As the world knows, Simone Biles withdrew from the Olympics this past week. She was the face of the competition, the most decorated American gymnast and deemed to be the Greatest of All Time. To paraphrase, Biles said that preparing for the Olympics, while honoring her commitments, both to sponsors and the press contributed to her withdrawal.
Pressure is part and parcel of competition, especially at the Olympics which are held every four, or in this case, five years. But most of us feel anxiety when required to stand and deliver (a presentation) in front of an audience, especially when everything is on the line. And as you advance, the stakes get higher and so does the pressure, which comes from without and within.
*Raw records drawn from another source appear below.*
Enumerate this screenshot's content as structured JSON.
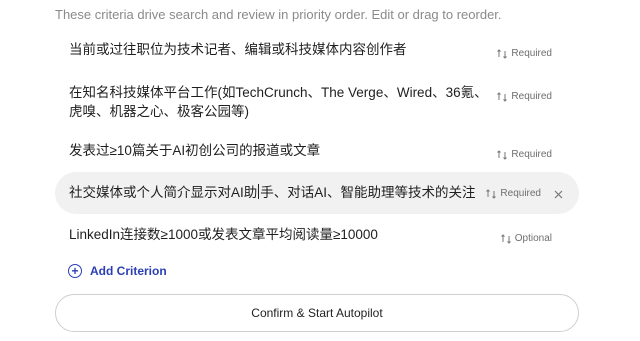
{
  "hint": "These criteria drive search and review in priority order. Edit or drag to reorder.",
  "criteria": [
    {
      "text": "当前或过往职位为技术记者、编辑或科技媒体内容创作者",
      "tag": "Required"
    },
    {
      "text": "在知名科技媒体平台工作(如TechCrunch、The Verge、Wired、36氪、虎嗅、机器之心、极客公园等)",
      "tag": "Required"
    },
    {
      "text": "发表过≥10篇关于AI初创公司的报道或文章",
      "tag": "Required"
    },
    {
      "text_before_caret": "社交媒体或个人简介显示对AI助",
      "text_after_caret": "手、对话AI、智能助理等技术的关注",
      "tag": "Required"
    },
    {
      "text": "LinkedIn连接数≥1000或发表文章平均阅读量≥10000",
      "tag": "Optional"
    }
  ],
  "add_criterion_label": "Add Criterion",
  "confirm_label": "Confirm & Start Autopilot",
  "icons": {
    "tag_icon": "swap-arrows-icon",
    "remove_icon": "close-icon",
    "add_icon": "plus-circle-icon"
  },
  "colors": {
    "accent": "#2a3fb5",
    "active_row_bg": "#f1f1f1"
  }
}
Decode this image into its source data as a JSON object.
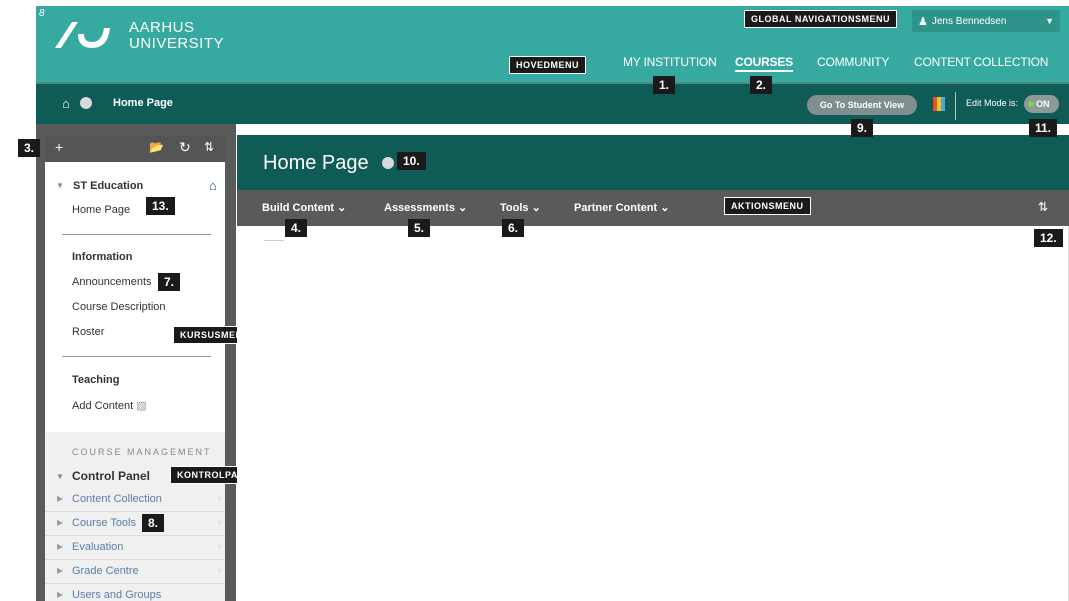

The real danger is when we absorb others’ expectations and allow a cacophony of voices to rage within. For anyone who has been singled out and put on a pedestal, these expectations can cause everything from distraction and elevated cortisol levels, to anxiety, distress and even injuries.
How to cope? Expect
the pressure. Nothing worthwhile is a cakewalk, and speakers, as well as athletes must develop their mental as well as physical muscle.
Then, don’t believe reviews or social media. When David was a professional theatre actor, he never read reviews—good or bad. To spectators and armchair critics, today you’re a hero, tomorrow a villain. Develop your own critical acumen, so you know
if you accomplished your goal.
Biles said that she felt like she was “doing it for other people” and she withdrew for herself. We applaud that, but withdrawing isn’t an option for those who don’t have her resources or career opportunities. Michael Phelps has been very open about the pressures and mental health issues he experienced. But he focused on his goals and expectations, which allowed him to filter out the noise and excel.